Between 1525 and 1504 BC, Amenhotep I was the ruler of Egypt, a young pharaoh who suddenly ascended the throne. In 1881 AD, the mummy was discovered by a French Egyptologist, who vowed never to unwrap it after seeing how beautifully sealed it was. In 2021 AD, one April evening, his mummified remains led the Pharaohs' Golden Parade, which carried many of Egypt's most revered mummies from the Egyptian Museum in Tahrir to the National Museum of Egyptian Civilization in Fustat.In all that time, however, his mummy had remained unwrapped by researchers. For centuries it stayed hidden, sealed within its sarcophagus with its beautiful face mask - until now.
Dr. Zahi Hawass and Dr. Saher Saleem of Cairo University digitally scanned the pharaoh's mummy, allowing them to see within it without disturbing the remains. While the mummy stayed safe and untouched, the Egyptologists used advanced computed tomography and hundreds of high-res X-ray slices to digitally unwrap the mummy and map out Amenhotep I's skeleton and soft tissue.
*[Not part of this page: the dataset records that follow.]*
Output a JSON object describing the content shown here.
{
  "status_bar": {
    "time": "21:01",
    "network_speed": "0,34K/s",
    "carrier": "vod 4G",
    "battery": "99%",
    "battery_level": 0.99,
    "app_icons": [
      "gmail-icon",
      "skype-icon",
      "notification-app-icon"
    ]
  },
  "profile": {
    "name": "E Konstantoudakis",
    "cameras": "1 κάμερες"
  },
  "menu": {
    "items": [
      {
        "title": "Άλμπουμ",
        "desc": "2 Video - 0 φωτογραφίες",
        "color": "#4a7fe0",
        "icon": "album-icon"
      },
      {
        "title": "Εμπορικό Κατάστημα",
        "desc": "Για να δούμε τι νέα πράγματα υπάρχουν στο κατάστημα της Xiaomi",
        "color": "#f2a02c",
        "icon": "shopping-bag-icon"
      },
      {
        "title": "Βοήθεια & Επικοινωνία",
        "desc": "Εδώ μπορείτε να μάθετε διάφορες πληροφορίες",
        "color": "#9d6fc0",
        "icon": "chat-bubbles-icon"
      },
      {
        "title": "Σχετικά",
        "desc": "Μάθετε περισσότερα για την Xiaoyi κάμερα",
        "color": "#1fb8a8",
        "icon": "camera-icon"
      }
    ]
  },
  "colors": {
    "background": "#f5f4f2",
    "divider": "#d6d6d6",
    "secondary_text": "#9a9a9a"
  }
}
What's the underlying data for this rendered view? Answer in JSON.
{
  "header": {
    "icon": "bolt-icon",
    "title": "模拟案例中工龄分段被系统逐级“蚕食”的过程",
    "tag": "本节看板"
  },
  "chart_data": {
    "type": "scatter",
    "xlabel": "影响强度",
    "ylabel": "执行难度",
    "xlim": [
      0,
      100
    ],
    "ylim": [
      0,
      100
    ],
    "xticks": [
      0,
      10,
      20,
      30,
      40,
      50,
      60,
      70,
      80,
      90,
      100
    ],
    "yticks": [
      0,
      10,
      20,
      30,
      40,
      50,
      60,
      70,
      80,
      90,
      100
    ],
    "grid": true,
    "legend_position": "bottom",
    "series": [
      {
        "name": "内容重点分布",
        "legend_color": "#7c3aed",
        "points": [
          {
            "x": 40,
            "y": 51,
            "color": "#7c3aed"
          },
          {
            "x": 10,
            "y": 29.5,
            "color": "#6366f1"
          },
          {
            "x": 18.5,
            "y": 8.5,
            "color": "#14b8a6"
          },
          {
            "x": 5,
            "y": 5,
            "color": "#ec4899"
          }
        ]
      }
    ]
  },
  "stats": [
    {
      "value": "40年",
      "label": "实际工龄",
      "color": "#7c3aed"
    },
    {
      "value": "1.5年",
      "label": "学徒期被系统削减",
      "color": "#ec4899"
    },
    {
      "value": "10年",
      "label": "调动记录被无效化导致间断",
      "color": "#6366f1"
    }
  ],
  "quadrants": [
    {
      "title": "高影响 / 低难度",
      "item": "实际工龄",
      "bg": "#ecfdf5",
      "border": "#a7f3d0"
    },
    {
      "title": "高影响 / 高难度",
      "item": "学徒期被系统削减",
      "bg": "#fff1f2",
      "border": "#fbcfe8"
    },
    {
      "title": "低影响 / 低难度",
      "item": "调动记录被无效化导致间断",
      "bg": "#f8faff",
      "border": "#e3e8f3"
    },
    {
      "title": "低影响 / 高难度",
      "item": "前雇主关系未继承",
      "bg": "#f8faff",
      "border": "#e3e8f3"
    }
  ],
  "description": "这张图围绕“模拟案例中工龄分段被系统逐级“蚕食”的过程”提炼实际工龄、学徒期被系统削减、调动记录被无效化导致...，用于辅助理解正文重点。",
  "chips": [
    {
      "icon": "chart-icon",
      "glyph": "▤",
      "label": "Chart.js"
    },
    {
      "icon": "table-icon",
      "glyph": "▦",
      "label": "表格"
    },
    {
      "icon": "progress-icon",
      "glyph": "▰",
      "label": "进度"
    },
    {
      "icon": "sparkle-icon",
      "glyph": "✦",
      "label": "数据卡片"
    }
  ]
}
Since New Kingdom mummies were especially well-preserved, the scans were able to reveal meticulous details of the king's life. The bone structure showed that he was around 35 years old and 168.5 cm tall when he died. Further analysis also showed that he had no symptoms of illness or disease, meaning he died in relatively good health. The king’s brain was also still in his skull, rather than removed like in other mummy burials.Most illuminating of all was the nature of his wrappings. Previous scans showed that the mummy had to be re-embalmed after Amenhotep I's tomb was plundered, 300 years after his death, and Saleem hypothesised that the priests pocketed some of the jewellery that was placed in his body and wrappings. But these new scans tell a different story, where priests carefully and lovingly re-embalmed their king, leaving plenty of jewellery behind. No wonder, then, that the mummy was pristine enough to leave researchers in awe thousands of years later - a testament to Egyptians’ enduring dedication to the preservation of their own culture.